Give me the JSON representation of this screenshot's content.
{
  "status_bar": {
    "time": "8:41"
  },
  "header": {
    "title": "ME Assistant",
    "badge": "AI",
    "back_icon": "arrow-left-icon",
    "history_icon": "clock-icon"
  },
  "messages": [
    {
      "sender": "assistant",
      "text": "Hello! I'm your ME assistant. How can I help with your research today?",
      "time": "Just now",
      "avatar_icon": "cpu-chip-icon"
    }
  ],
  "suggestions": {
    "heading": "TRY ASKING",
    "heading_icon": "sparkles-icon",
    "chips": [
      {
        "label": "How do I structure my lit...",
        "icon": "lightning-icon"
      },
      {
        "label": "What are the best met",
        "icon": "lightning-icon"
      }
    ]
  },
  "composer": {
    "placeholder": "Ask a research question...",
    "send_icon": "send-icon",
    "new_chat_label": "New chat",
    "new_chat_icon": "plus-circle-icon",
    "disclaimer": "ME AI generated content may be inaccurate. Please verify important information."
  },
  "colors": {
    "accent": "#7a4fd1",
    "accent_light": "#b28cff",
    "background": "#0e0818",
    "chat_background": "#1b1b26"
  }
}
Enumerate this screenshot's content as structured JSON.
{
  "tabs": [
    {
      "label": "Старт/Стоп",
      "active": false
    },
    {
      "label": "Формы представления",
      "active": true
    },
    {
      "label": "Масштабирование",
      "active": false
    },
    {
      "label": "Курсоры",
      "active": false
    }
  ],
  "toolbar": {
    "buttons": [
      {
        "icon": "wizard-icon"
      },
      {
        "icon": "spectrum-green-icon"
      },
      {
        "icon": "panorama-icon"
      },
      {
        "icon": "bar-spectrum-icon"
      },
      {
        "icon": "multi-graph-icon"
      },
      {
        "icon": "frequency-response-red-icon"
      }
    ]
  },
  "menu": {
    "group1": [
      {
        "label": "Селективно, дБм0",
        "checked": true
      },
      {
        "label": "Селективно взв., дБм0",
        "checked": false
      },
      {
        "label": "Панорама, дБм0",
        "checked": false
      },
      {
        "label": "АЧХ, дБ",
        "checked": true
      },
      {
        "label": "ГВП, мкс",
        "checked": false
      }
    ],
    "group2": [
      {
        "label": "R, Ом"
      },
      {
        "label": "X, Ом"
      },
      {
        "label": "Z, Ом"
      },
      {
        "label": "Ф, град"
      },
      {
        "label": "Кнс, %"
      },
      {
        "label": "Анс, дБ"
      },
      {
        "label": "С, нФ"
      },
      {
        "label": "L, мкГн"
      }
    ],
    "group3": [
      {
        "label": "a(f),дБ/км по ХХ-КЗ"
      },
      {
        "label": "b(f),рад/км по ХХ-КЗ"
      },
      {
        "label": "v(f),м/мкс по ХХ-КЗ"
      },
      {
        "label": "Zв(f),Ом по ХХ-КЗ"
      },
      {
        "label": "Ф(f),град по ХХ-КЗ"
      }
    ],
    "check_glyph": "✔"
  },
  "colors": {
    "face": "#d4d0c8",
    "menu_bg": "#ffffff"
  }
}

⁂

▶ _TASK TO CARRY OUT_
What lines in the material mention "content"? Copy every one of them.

▶ _RESULT OF THE EXERCISE_
Give me the JSON representation of this screenshot's content.
    "disclaimer": "ME AI generated content may be inaccurate. Please verify important information."
Enumerate this screenshot's content as structured JSON.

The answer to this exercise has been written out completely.